It's "Game Over" far too soon for Nintendo President Satoru Iwata. The 55-year-old has died due to a bile duct growth, the company announced in a brief statement. Iwata, who started out as a programmer at Nintendo subsidiary HAL Laboratory in the '80s and worked on games like The Legend of Zelda, became company president in 2002. He had been having health problems for some time but was able to resume his duties last year after bile duct surgery, reports the BBC, which describes him as a "highly revered figure" on the gaming scene who was able to turn the company around with big successes like the Wii.

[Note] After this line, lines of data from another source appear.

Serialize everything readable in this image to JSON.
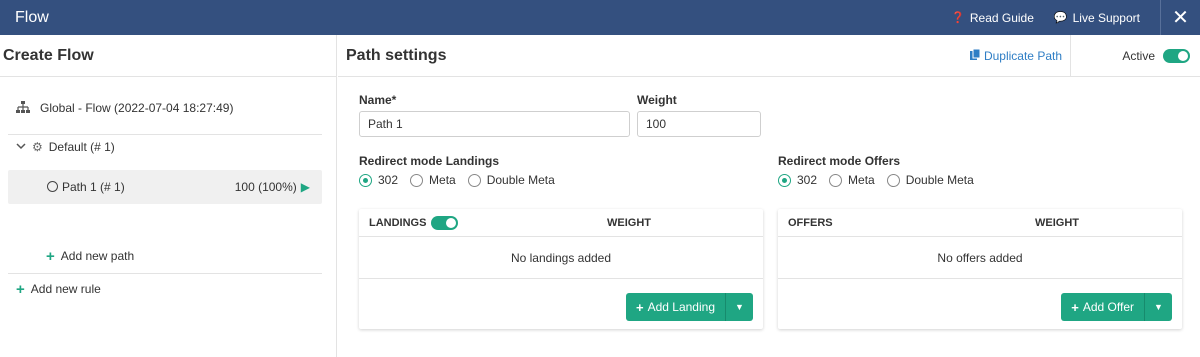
{
  "topbar": {
    "title": "Flow",
    "read_guide": "Read Guide",
    "live_support": "Live Support",
    "close": "✕"
  },
  "left": {
    "title": "Create Flow",
    "global": "Global - Flow (2022-07-04 18:27:49)",
    "default_rule": "Default (# 1)",
    "path_label": "Path 1 (# 1)",
    "path_value": "100 (100%)",
    "add_path": "Add new path",
    "add_rule": "Add new rule"
  },
  "main": {
    "title": "Path settings",
    "duplicate": "Duplicate Path",
    "active_label": "Active",
    "active": true,
    "name_label": "Name*",
    "name_value": "Path 1",
    "weight_label": "Weight",
    "weight_value": "100",
    "redirect_landings_label": "Redirect mode Landings",
    "redirect_offers_label": "Redirect mode Offers",
    "redirect_options": [
      "302",
      "Meta",
      "Double Meta"
    ],
    "redirect_landings_selected": "302",
    "redirect_offers_selected": "302",
    "landings": {
      "header": "LANDINGS",
      "weight_header": "WEIGHT",
      "empty": "No landings added",
      "add_button": "Add Landing",
      "enabled": true
    },
    "offers": {
      "header": "OFFERS",
      "weight_header": "WEIGHT",
      "empty": "No offers added",
      "add_button": "Add Offer"
    }
  },
  "colors": {
    "topbar": "#34507f",
    "accent": "#1fa683",
    "link": "#2f7ec5"
  }
}
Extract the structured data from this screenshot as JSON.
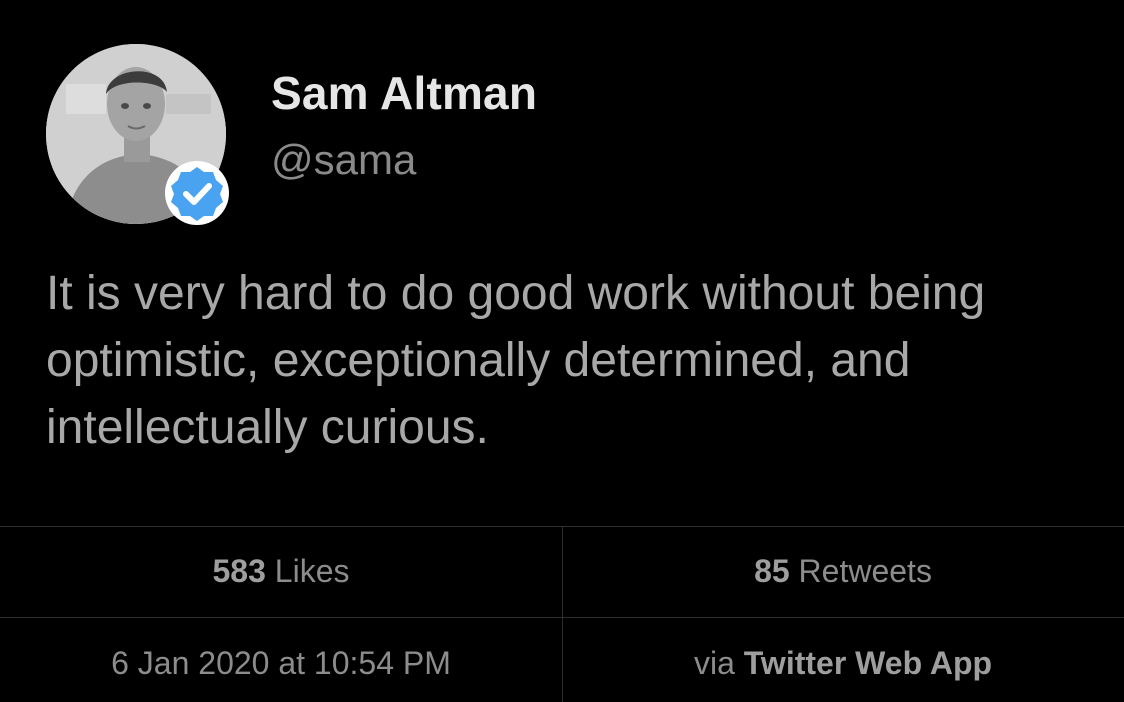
{
  "author": {
    "name": "Sam Altman",
    "handle": "@sama",
    "verified_badge_icon": "verified-check-icon",
    "badge_color": "#4aa3f0"
  },
  "tweet": {
    "text": "It is very hard to do good work without being optimistic, exceptionally determined, and intellectually curious."
  },
  "stats": {
    "likes_count": "583",
    "likes_label": "Likes",
    "retweets_count": "85",
    "retweets_label": "Retweets"
  },
  "meta": {
    "timestamp": "6 Jan 2020 at 10:54 PM",
    "via_prefix": "via",
    "source": "Twitter Web App"
  },
  "colors": {
    "background": "#000000",
    "name_text": "#e6e6e6",
    "body_text": "#a8a8a8",
    "secondary_text": "#8c8c8c",
    "divider": "#2f2f2f"
  }
}
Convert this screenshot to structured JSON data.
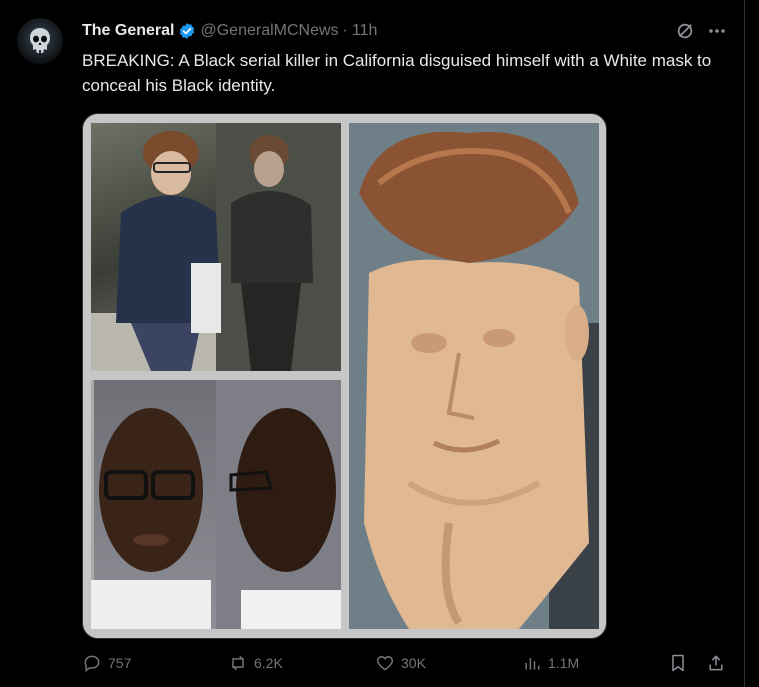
{
  "post": {
    "display_name": "The General",
    "handle": "@GeneralMCNews",
    "separator": "·",
    "time": "11h",
    "text": "BREAKING: A Black serial killer in California disguised himself with a White mask to conceal his Black identity."
  },
  "actions": {
    "replies": "757",
    "reposts": "6.2K",
    "likes": "30K",
    "views": "1.1M"
  },
  "icons": {
    "verified": "verified-badge-icon",
    "grok": "grok-icon",
    "more": "more-dots-icon",
    "reply": "reply-icon",
    "repost": "repost-icon",
    "like": "heart-icon",
    "views": "views-chart-icon",
    "bookmark": "bookmark-icon",
    "share": "share-icon"
  },
  "colors": {
    "background": "#000000",
    "text": "#e7e9ea",
    "muted": "#71767b",
    "verified": "#1d9bf0"
  }
}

The last few years weren't smooth sailing for the company—Iwata volunteered for a pay cut after poor sales last year—but profits are rising again as the company moves into the smartphone market, Bloomberg reports. In the industry and among gamers, Iwata was known as someone who thought gaming should be for everybody, and as someone who never lost sight of the fact that gaming should be fun. "Iwata always struck me as someone who genuinely cared about the joy of gaming more than anything else," writes German Lopez at Vox. "Rest in peace, Mr. Iwata, and thank you for all the joy you brought to my life."